═════ Task material ═════

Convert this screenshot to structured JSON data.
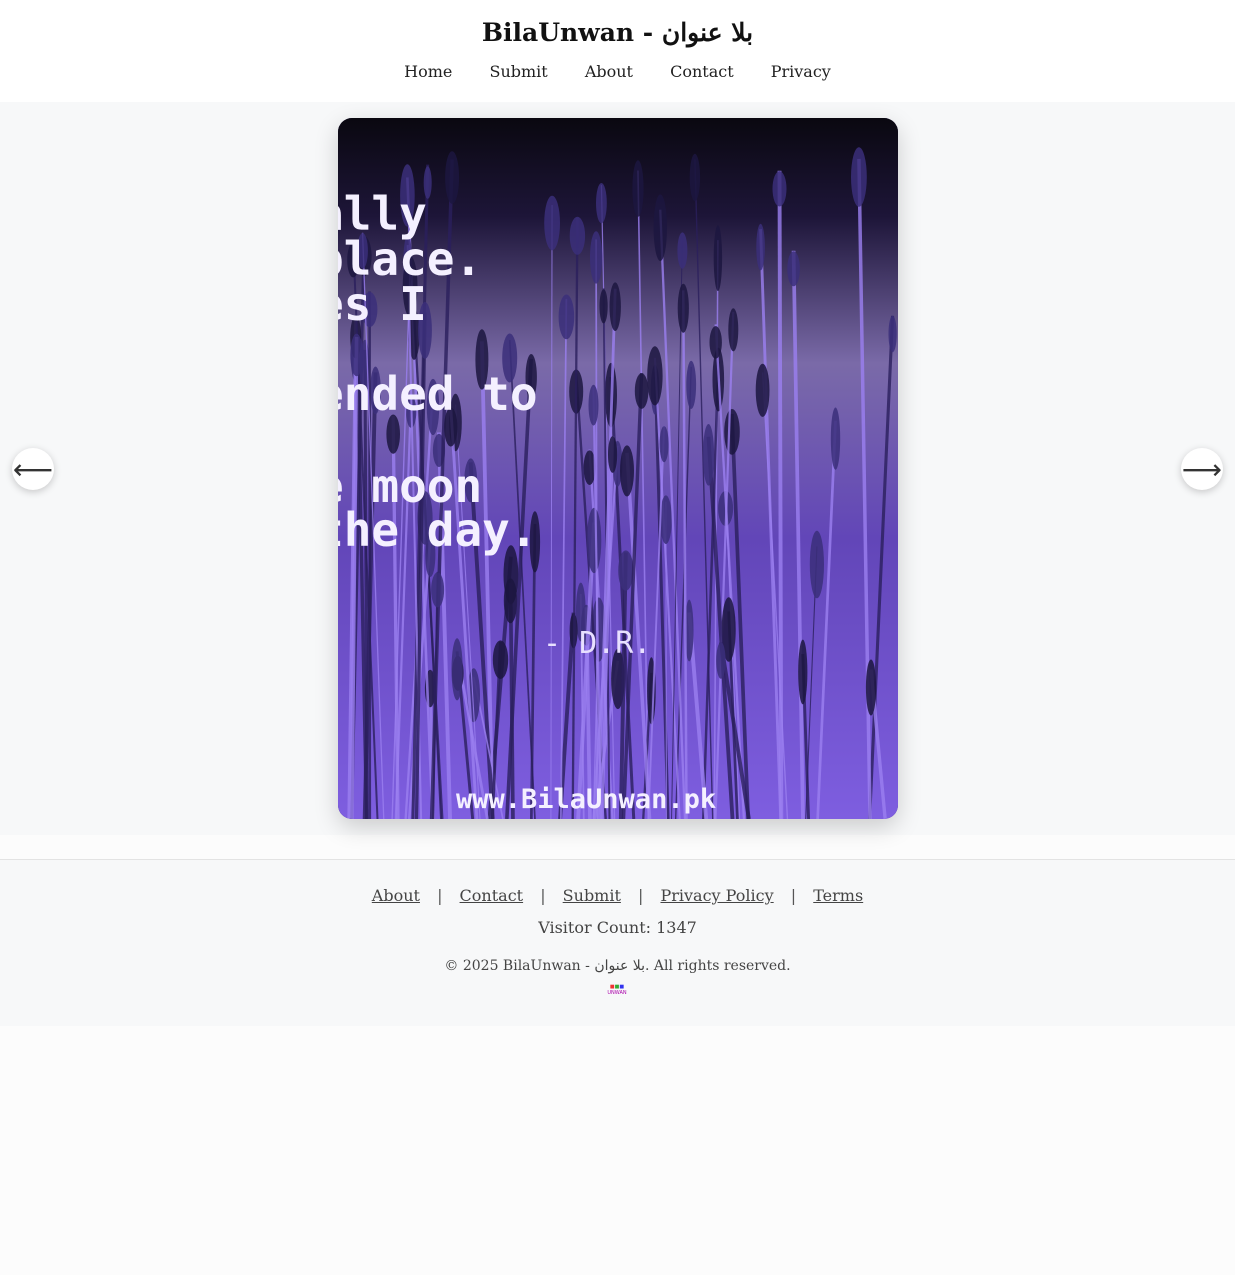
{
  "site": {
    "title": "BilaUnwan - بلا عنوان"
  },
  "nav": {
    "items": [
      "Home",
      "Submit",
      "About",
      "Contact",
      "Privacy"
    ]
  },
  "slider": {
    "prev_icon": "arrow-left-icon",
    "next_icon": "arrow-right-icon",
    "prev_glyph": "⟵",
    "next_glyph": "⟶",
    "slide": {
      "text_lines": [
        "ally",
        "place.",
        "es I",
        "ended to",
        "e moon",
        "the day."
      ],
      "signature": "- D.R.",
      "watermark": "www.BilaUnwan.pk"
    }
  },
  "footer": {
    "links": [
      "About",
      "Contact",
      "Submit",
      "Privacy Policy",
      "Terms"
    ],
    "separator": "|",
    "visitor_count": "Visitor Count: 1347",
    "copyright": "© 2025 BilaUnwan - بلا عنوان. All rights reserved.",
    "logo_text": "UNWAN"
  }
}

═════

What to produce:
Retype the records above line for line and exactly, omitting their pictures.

Finished exercise:
Convert this screenshot to structured JSON data.
{
  "site": {
    "title": "BilaUnwan - بلا عنوان"
  },
  "nav": {
    "items": [
      "Home",
      "Submit",
      "About",
      "Contact",
      "Privacy"
    ]
  },
  "slider": {
    "prev_icon": "arrow-left-icon",
    "next_icon": "arrow-right-icon",
    "prev_glyph": "⟵",
    "next_glyph": "⟶",
    "slide": {
      "text_lines": [
        "ally",
        "place.",
        "es I",
        "ended to",
        "e moon",
        "the day."
      ],
      "signature": "- D.R.",
      "watermark": "www.BilaUnwan.pk"
    }
  },
  "footer": {
    "links": [
      "About",
      "Contact",
      "Submit",
      "Privacy Policy",
      "Terms"
    ],
    "separator": "|",
    "visitor_count": "Visitor Count: 1347",
    "copyright": "© 2025 BilaUnwan - بلا عنوان. All rights reserved.",
    "logo_text": "UNWAN"
  }
}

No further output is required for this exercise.